• _ENTRIES SUPPLIED_

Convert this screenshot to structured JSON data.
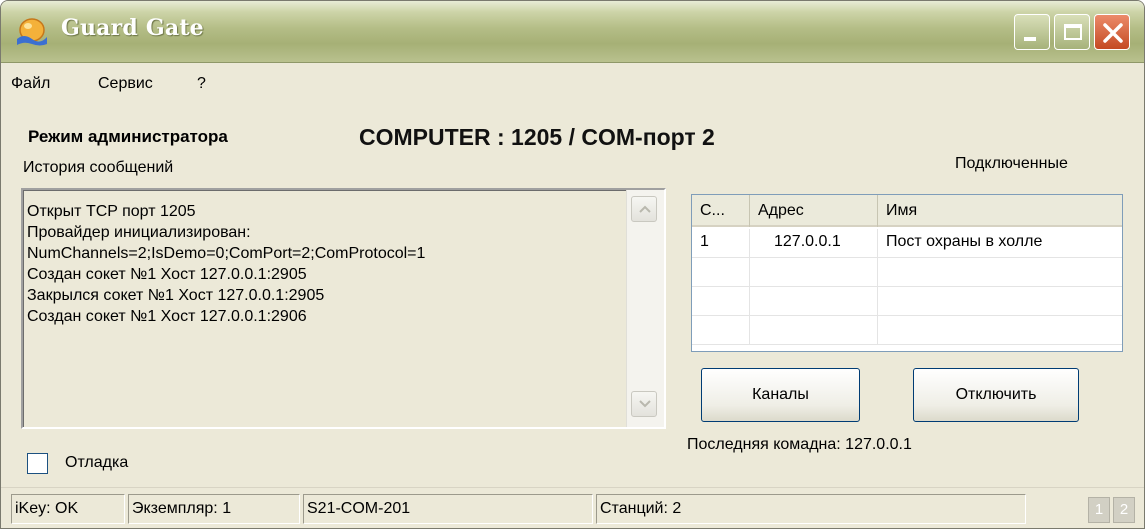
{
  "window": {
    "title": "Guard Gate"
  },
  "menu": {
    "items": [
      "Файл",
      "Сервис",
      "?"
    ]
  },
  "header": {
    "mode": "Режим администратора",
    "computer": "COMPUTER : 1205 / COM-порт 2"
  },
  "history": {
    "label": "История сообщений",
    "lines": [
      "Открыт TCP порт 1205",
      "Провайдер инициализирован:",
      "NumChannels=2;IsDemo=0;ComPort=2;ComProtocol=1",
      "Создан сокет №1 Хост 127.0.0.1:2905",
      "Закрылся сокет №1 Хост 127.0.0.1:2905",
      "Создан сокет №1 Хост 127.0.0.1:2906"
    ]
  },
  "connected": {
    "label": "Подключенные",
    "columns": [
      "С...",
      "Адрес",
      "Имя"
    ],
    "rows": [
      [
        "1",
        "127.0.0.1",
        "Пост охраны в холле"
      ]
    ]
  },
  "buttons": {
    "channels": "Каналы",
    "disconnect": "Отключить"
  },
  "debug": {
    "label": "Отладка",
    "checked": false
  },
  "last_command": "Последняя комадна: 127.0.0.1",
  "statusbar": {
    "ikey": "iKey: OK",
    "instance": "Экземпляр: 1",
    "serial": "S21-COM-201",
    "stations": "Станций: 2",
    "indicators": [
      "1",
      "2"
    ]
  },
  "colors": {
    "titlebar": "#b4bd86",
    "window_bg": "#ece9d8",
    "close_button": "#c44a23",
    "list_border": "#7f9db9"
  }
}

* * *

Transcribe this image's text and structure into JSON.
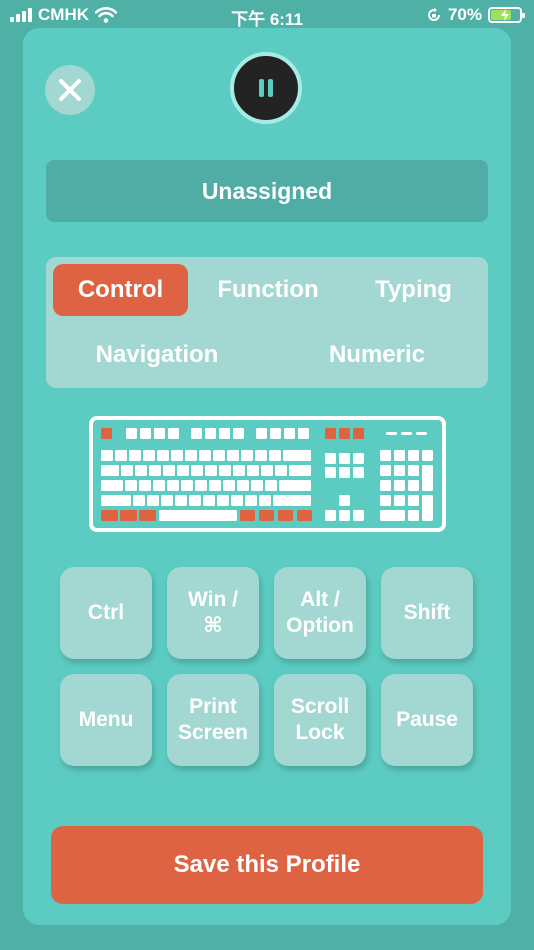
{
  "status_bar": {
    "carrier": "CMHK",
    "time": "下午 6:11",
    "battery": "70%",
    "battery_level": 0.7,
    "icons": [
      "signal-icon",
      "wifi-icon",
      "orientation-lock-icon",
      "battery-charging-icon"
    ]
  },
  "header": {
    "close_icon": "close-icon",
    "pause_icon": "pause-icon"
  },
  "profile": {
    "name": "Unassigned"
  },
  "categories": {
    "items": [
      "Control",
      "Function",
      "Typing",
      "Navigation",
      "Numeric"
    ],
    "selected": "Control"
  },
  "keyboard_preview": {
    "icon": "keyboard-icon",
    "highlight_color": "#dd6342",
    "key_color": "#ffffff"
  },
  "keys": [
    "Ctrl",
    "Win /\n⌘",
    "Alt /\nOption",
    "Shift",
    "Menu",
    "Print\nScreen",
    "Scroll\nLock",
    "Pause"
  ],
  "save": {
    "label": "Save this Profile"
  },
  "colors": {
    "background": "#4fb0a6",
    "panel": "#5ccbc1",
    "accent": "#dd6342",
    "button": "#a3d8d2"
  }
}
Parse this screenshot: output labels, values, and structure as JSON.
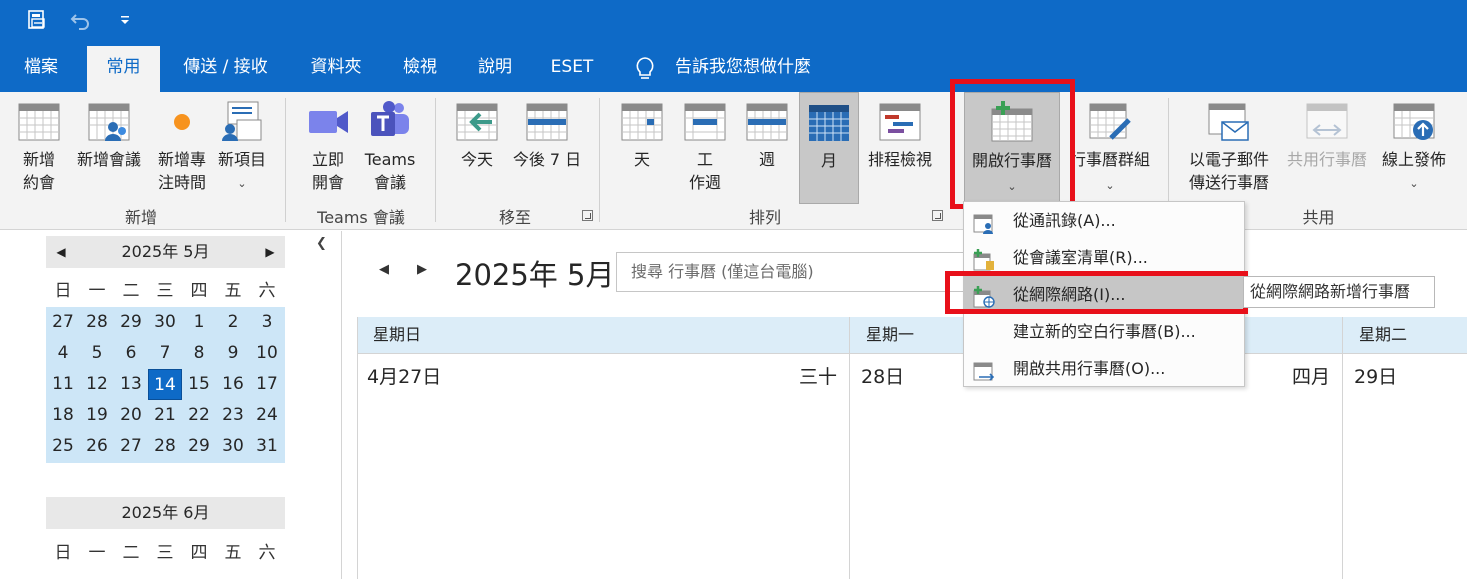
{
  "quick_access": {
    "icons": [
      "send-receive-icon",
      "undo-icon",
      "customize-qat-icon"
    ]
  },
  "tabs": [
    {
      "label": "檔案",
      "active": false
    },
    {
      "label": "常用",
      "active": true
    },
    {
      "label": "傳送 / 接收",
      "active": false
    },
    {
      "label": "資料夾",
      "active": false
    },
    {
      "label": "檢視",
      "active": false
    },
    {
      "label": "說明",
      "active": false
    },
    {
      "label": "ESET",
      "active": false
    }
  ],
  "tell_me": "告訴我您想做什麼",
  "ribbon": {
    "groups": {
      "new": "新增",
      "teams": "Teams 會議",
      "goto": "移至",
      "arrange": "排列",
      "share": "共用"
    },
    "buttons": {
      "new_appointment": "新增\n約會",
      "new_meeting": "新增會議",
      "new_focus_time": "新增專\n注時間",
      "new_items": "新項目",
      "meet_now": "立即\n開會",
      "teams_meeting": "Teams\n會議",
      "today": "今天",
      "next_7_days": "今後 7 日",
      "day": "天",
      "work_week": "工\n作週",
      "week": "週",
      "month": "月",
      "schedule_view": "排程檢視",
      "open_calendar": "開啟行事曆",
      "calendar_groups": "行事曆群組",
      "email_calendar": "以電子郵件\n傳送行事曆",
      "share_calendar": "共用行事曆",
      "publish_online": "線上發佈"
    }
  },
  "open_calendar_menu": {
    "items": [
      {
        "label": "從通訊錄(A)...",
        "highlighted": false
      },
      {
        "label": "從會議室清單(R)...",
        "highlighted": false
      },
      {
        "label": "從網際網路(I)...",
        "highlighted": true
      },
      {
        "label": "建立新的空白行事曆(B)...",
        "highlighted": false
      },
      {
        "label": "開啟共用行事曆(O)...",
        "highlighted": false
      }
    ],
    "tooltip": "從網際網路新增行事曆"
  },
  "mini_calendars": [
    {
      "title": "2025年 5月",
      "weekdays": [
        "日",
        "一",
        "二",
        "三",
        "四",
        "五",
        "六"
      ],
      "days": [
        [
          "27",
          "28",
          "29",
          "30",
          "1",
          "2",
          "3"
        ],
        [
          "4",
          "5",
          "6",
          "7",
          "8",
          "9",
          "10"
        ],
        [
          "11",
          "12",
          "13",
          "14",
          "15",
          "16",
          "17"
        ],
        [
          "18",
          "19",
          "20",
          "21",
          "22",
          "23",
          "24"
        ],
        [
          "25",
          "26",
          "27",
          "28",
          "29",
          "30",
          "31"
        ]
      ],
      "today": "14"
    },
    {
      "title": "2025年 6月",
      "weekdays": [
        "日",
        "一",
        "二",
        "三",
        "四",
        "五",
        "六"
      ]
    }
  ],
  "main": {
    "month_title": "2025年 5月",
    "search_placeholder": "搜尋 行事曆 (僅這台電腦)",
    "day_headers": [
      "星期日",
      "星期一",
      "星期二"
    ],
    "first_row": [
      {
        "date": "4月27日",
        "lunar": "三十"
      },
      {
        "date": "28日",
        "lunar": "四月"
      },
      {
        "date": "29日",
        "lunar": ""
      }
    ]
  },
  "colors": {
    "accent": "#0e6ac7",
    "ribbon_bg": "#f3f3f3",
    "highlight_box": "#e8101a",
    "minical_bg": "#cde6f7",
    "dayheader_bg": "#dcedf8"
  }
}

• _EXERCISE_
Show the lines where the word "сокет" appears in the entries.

• _RESPONSE BELOW_
      "Создан сокет №1 Хост 127.0.0.1:2905",
      "Закрылся сокет №1 Хост 127.0.0.1:2905",
      "Создан сокет №1 Хост 127.0.0.1:2906"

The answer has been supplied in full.